On those two days, he led from the front and saw Kenya get out of tight situations when it was thought that the cause had been lost. While playing against South Africa's provincial side Free State at Diamond Oval in Kimberely, South Africa on Friday, Rakep hit 10 boundaries and three sixes in his 44-ball 74 to lead Kenya to a six-wicket victory.
Ideally, Kenya's top order had almost collapsed and the East Africans were three wickets down inside six overs. Alex Obanda was bowled when Kenya had scored only 10 runs and Irfan Karim followed him back to the pavilion two balls later to leave Kenya reeling at 10 for 2 inside four overs.
When Rakep joined Dhiren Gondaria in the middle, Kenya were on the back foot and the duo needed to steady the Kenyan ship. By the time Gondaria's scalp was claimed by Shadley van Schalkwyk after he had scored a five-ball 11, Kenya were reeling at the palindromical 33/3 and needed to score 115 runs from 88 balls.
That can be a tall order against a side in whose country cricket is not a pastime but a professional sport guided by science, and not luck. Rakep held his nerve and, together with former skipper Collins Obuya, plundered 93 runs off the South Africans and by the time he was bowled in the 15th over, Kenya needed 22 runs from 20 balls to register their first win.
Collins and Gurdeep Singh garnered the remaining runs in 10 balls to see Kenya home and dry with six wickets, leaving the Free Staters wondering what had happened to their glittering start at the De Beers Diamond Oval.
On Saturday, Kenyans were facing Northern Cape at the same venue, and elected to field after winning the toss.
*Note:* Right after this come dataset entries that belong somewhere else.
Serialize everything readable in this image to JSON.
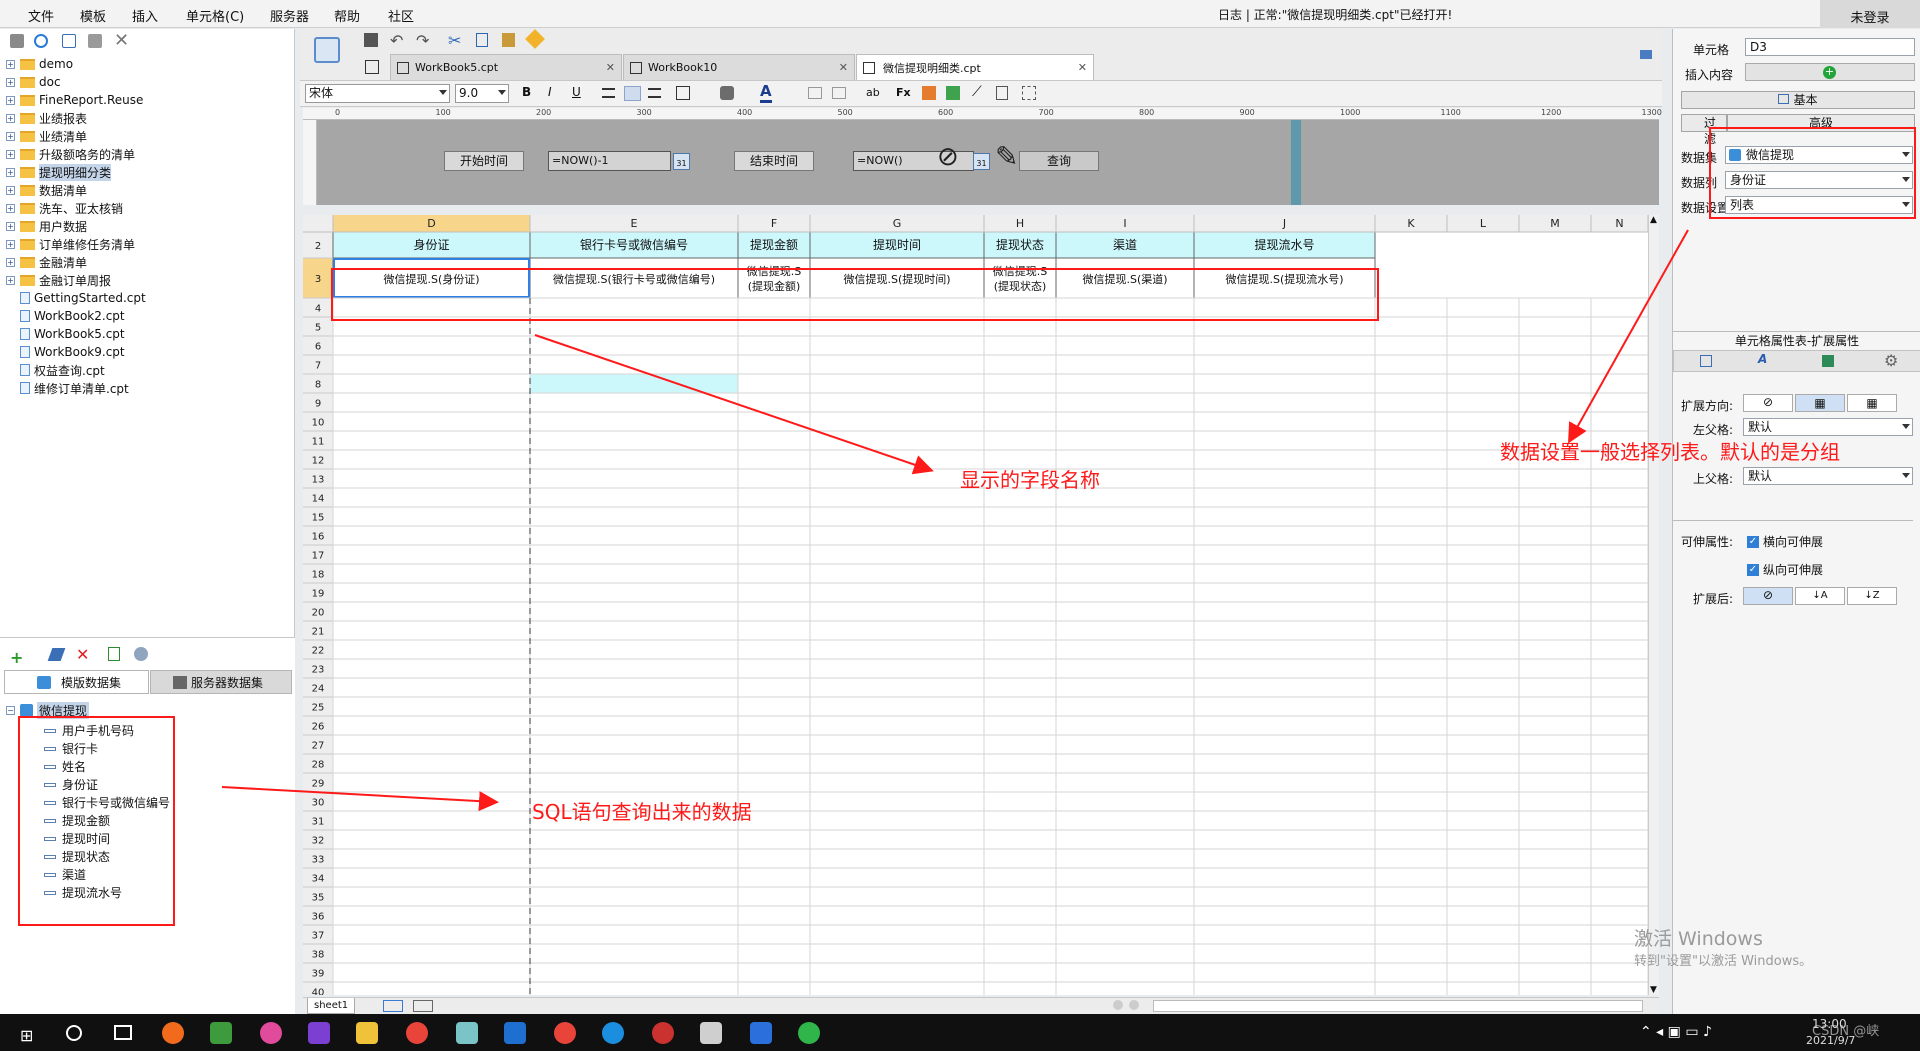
{
  "menu": [
    "文件",
    "模板",
    "插入",
    "单元格(C)",
    "服务器",
    "帮助",
    "社区"
  ],
  "status_text": "日志 | 正常:\"微信提现明细类.cpt\"已经打开!",
  "login": "未登录",
  "tree": [
    {
      "label": "demo",
      "type": "folder"
    },
    {
      "label": "doc",
      "type": "folder"
    },
    {
      "label": "FineReport.Reuse",
      "type": "folder"
    },
    {
      "label": "业绩报表",
      "type": "folder"
    },
    {
      "label": "业绩清单",
      "type": "folder"
    },
    {
      "label": "升级额咯务的清单",
      "type": "folder"
    },
    {
      "label": "提现明细分类",
      "type": "folder",
      "selected": true
    },
    {
      "label": "数据清单",
      "type": "folder"
    },
    {
      "label": "洗车、亚太核销",
      "type": "folder"
    },
    {
      "label": "用户数据",
      "type": "folder"
    },
    {
      "label": "订单维修任务清单",
      "type": "folder"
    },
    {
      "label": "金融清单",
      "type": "folder"
    },
    {
      "label": "金融订单周报",
      "type": "folder"
    },
    {
      "label": "GettingStarted.cpt",
      "type": "file"
    },
    {
      "label": "WorkBook2.cpt",
      "type": "file"
    },
    {
      "label": "WorkBook5.cpt",
      "type": "file"
    },
    {
      "label": "WorkBook9.cpt",
      "type": "file"
    },
    {
      "label": "权益查询.cpt",
      "type": "file"
    },
    {
      "label": "维修订单清单.cpt",
      "type": "file"
    }
  ],
  "dataset_tabs": {
    "template": "模版数据集",
    "server": "服务器数据集"
  },
  "dataset": {
    "name": "微信提现",
    "fields": [
      "用户手机号码",
      "银行卡",
      "姓名",
      "身份证",
      "银行卡号或微信编号",
      "提现金额",
      "提现时间",
      "提现状态",
      "渠道",
      "提现流水号"
    ]
  },
  "tabs": [
    "WorkBook5.cpt",
    "WorkBook10",
    "微信提现明细类.cpt"
  ],
  "font": {
    "name": "宋体",
    "size": "9.0"
  },
  "params": {
    "start_label": "开始时间",
    "start_value": "=NOW()-1",
    "end_label": "结束时间",
    "end_value": "=NOW()",
    "query": "查询",
    "calendar": "31"
  },
  "ruler": [
    "0",
    "100",
    "200",
    "300",
    "400",
    "500",
    "600",
    "700",
    "800",
    "900",
    "1000",
    "1100",
    "1200",
    "1300"
  ],
  "columns": [
    "D",
    "E",
    "F",
    "G",
    "H",
    "I",
    "J",
    "K",
    "L",
    "M",
    "N"
  ],
  "row_headers": [
    "2",
    "3",
    "4",
    "5",
    "6",
    "7",
    "8",
    "9",
    "10",
    "11",
    "12",
    "13",
    "14",
    "15",
    "16",
    "17",
    "18",
    "19",
    "20",
    "21",
    "22",
    "23",
    "24",
    "25",
    "26",
    "27",
    "28",
    "29",
    "30",
    "31",
    "32",
    "33",
    "34",
    "35",
    "36",
    "37",
    "38",
    "39",
    "40"
  ],
  "header_row": [
    "身份证",
    "银行卡号或微信编号",
    "提现金额",
    "提现时间",
    "提现状态",
    "渠道",
    "提现流水号"
  ],
  "data_row": [
    "微信提现.S(身份证)",
    "微信提现.S(银行卡号或微信编号)",
    "微信提现.S(提现金额)",
    "微信提现.S(提现时间)",
    "微信提现.S(提现状态)",
    "微信提现.S(渠道)",
    "微信提现.S(提现流水号)"
  ],
  "sheet_tab": "sheet1",
  "right": {
    "cell_label": "单元格",
    "cell_value": "D3",
    "insert_label": "插入内容",
    "basic": "基本",
    "filter": "过滤",
    "advanced": "高级",
    "dataset_label": "数据集",
    "dataset_value": "微信提现",
    "column_label": "数据列",
    "column_value": "身份证",
    "setting_label": "数据设置",
    "setting_value": "列表",
    "ext_title": "单元格属性表-扩展属性",
    "direction_label": "扩展方向:",
    "left_parent_label": "左父格:",
    "left_parent_value": "默认",
    "up_parent_label": "上父格:",
    "up_parent_value": "默认",
    "stretch_label": "可伸属性:",
    "horizontal": "横向可伸展",
    "vertical": "纵向可伸展",
    "after_label": "扩展后:"
  },
  "annotations": {
    "a1": "显示的字段名称",
    "a2": "数据设置一般选择列表。默认的是分组",
    "a3": "SQL语句查询出来的数据"
  },
  "watermark": {
    "line1": "激活 Windows",
    "line2": "转到\"设置\"以激活 Windows。"
  },
  "clock": {
    "time": "13:00",
    "date": "2021/9/7",
    "csdn": "CSDN @峡"
  }
}
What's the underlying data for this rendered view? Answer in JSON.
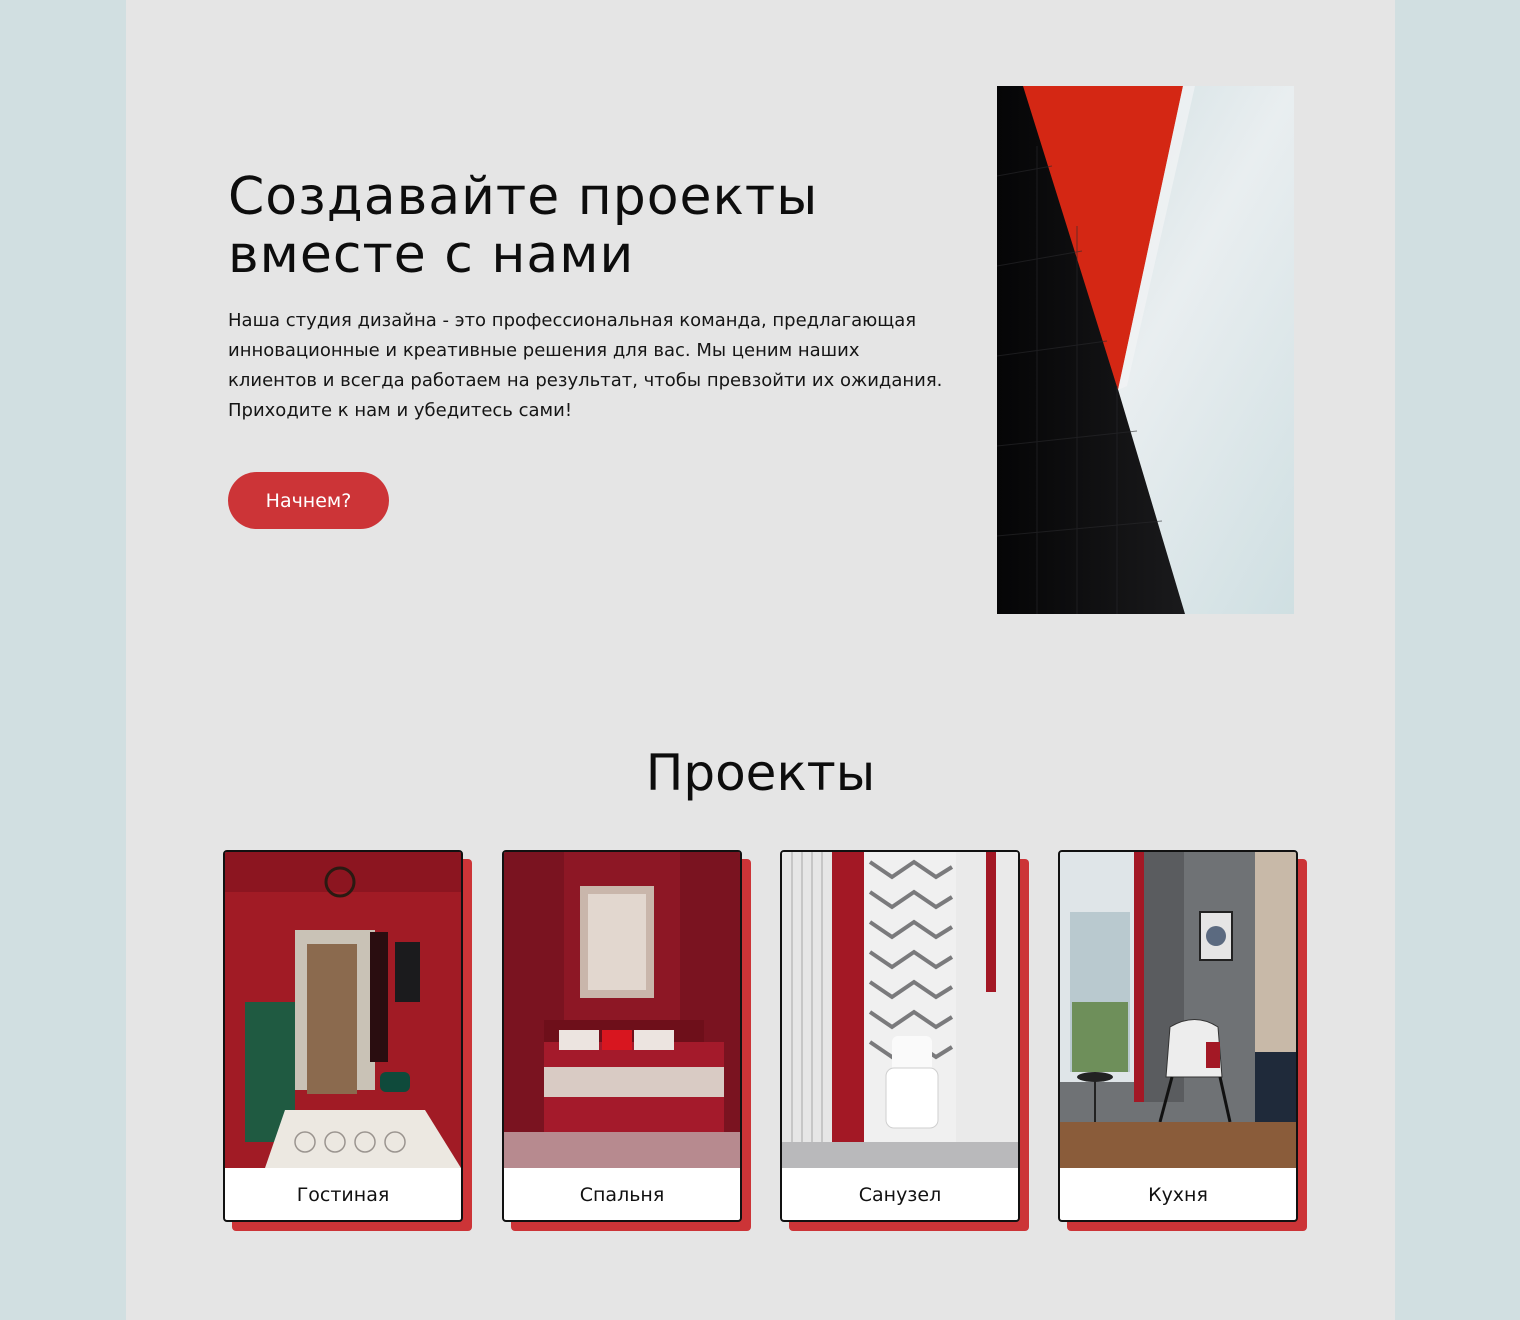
{
  "hero": {
    "title_line1": "Создавайте проекты",
    "title_line2": "вместе с нами",
    "description": "Наша студия дизайна - это профессиональная команда, предлагающая инновационные и креативные решения для вас. Мы ценим наших клиентов и всегда работаем на результат, чтобы превзойти их ожидания. Приходите к нам и убедитесь сами!",
    "cta_label": "Начнем?",
    "image": "abstract-red-black-geometric-image"
  },
  "projects": {
    "title": "Проекты",
    "cards": [
      {
        "label": "Гостиная",
        "image": "red-hallway-interior-photo"
      },
      {
        "label": "Спальня",
        "image": "red-bedroom-interior-photo"
      },
      {
        "label": "Санузел",
        "image": "red-bathroom-interior-photo"
      },
      {
        "label": "Кухня",
        "image": "armchair-room-interior-photo"
      }
    ]
  },
  "colors": {
    "accent": "#cc3437",
    "page_background": "#e5e5e5",
    "outer_background": "#d1dfe1",
    "text": "#111111"
  }
}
The home side, like Free Staters the previous day, were shining and their openers had a 56-run partnership before Grant Mokoena was caught by Patel off Nelson Odhiambo.
They stuttered thereafter but managed 148 runs for the loss of five and Kenyans needed to score at the rate of 7.45 to win their second match in Group C that also has KawZulu-Natal.
Kenya lost Obanda in the second over and Karim in the third with the scoreboard reading 15 and by the time Collins was run out, the East Africans had scored only 38 runs and were four wickets down.
But Patel and Gurdeep added 50 and when the latter was sent back to the pavilion, the skipper and Nelson added 61 to see Kenya through with eight balls to spare.
Patel hit an unbeaten 47-ball 72, which included six fours and four sixes to fire Kenya to the top of Group C and be declared the man of the match.
One can argue that the opponents Kenya are facing in the Africa T20 Cup tournament are provincial sides and not national teams, but such a school of thought should be banished and structures strengthened to nurture more players like Rakep who have the right attitude and can respond positively.
The writer is an editor with The Standard, Weekend Editions